(BRIEF)
Each line holding the string "pane" is to be copied from the data.

====== DATA EXTRACTS ======

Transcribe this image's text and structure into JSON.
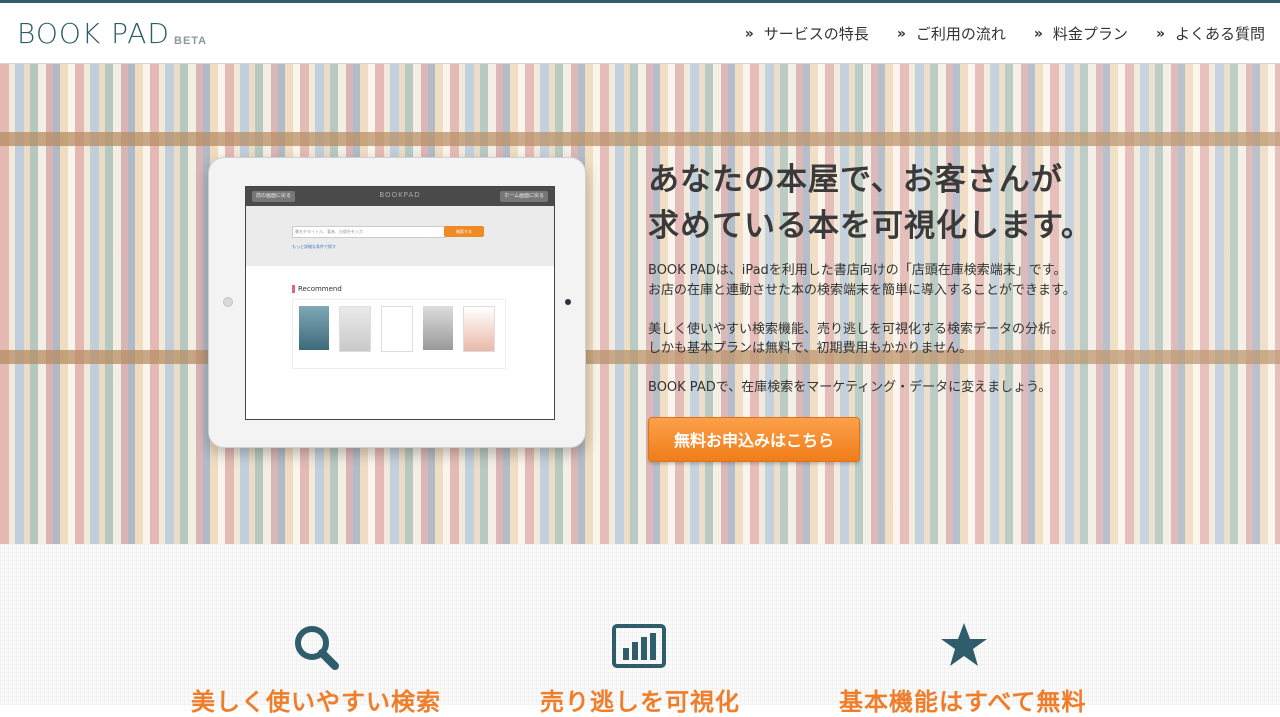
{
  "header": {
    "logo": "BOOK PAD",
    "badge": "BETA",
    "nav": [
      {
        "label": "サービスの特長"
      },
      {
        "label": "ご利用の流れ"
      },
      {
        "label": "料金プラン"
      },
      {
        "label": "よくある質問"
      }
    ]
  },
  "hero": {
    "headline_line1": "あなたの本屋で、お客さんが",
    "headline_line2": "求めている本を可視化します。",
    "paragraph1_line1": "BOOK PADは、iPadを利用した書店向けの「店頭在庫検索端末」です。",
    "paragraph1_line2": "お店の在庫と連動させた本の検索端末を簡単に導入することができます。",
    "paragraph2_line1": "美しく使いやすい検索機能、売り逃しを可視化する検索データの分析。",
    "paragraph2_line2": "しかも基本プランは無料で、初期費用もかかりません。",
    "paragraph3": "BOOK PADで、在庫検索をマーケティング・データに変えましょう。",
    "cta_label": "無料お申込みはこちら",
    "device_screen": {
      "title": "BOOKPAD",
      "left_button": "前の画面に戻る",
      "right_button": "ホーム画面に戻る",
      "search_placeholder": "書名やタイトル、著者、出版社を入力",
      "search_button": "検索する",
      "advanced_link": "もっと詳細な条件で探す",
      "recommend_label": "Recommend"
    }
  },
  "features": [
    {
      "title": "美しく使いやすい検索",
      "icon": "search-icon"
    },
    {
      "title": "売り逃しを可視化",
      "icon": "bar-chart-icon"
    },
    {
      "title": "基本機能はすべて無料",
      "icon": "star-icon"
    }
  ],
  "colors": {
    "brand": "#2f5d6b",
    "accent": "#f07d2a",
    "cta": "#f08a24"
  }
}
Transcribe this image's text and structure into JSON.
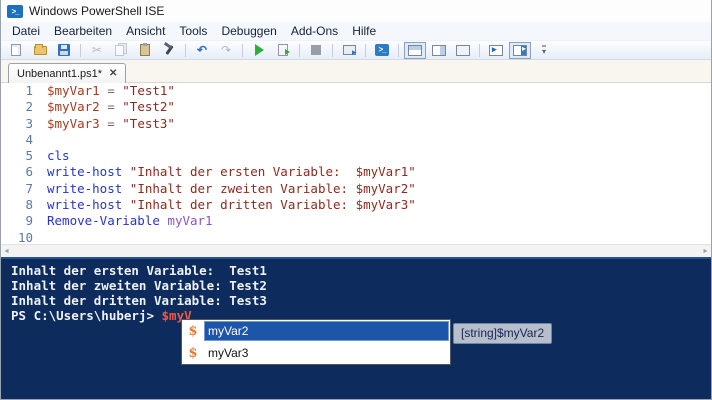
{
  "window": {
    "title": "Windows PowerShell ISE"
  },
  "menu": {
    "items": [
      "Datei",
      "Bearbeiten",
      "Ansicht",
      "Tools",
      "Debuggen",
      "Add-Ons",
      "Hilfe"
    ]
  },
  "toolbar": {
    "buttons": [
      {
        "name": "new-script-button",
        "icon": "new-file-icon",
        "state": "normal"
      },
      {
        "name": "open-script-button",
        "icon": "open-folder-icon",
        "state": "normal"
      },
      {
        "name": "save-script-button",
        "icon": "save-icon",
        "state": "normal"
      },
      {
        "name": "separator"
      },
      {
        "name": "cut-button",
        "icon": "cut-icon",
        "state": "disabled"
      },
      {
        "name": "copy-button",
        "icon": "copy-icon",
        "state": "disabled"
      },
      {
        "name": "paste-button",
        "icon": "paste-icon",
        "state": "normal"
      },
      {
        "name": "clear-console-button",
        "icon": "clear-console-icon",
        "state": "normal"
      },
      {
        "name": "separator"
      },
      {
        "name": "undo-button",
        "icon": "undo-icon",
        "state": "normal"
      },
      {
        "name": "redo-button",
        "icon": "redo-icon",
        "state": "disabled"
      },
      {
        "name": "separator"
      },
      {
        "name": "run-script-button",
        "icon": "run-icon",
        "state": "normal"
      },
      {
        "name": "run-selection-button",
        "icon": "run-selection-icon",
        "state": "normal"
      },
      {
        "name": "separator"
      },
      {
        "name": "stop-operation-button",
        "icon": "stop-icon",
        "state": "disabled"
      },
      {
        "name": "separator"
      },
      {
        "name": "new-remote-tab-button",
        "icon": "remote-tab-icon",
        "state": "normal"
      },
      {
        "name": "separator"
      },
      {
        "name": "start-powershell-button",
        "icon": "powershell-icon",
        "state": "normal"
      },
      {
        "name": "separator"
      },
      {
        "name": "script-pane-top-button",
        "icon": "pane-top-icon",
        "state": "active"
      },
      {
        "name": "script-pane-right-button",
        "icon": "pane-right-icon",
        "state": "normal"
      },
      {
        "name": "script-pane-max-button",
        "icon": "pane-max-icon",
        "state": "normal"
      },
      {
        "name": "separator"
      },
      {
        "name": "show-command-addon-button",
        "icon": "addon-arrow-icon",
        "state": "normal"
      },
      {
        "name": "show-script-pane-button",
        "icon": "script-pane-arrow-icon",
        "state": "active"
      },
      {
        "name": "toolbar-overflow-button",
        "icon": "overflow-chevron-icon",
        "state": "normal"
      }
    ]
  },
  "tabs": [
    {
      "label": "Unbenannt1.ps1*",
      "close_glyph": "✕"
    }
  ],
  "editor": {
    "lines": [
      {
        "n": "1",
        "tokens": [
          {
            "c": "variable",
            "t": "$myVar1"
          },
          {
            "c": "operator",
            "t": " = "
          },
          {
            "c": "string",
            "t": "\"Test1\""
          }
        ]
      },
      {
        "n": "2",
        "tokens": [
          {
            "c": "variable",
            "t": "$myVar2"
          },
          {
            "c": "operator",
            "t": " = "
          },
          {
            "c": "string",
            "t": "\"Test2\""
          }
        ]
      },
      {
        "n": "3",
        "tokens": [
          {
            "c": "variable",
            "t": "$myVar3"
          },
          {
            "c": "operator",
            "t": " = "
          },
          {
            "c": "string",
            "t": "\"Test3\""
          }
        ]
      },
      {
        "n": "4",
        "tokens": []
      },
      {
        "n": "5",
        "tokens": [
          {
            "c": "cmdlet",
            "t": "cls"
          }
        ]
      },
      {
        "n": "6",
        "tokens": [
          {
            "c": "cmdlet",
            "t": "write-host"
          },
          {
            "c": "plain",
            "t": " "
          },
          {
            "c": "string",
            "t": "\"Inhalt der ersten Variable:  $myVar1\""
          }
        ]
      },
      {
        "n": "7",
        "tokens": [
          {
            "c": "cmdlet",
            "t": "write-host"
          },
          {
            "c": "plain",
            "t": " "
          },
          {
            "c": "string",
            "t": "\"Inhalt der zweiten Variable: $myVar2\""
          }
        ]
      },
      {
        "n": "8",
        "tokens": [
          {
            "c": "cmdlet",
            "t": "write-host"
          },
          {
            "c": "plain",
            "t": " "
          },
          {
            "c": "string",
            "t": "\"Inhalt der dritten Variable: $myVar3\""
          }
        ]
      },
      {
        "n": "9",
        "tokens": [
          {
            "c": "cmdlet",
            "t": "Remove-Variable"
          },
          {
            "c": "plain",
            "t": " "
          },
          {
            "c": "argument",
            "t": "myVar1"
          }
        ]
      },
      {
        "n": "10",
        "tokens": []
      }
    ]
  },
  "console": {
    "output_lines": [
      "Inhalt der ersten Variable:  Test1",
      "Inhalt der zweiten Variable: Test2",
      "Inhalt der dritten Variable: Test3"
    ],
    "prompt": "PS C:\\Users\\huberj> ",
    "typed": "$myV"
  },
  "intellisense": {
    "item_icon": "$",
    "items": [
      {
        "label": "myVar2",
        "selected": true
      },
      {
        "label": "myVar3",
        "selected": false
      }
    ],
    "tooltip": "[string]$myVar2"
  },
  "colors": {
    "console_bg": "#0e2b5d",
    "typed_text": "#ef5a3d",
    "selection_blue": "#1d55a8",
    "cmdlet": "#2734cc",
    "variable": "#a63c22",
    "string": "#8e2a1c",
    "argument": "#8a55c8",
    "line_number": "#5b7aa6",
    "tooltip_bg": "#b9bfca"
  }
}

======

(SOLUTION TO THE EXERCISE)
        "name": "script-pane-top-button",
        "icon": "pane-top-icon",
        "name": "script-pane-right-button",
        "icon": "pane-right-icon",
        "name": "script-pane-max-button",
        "icon": "pane-max-icon",
        "name": "show-script-pane-button",
        "icon": "script-pane-arrow-icon",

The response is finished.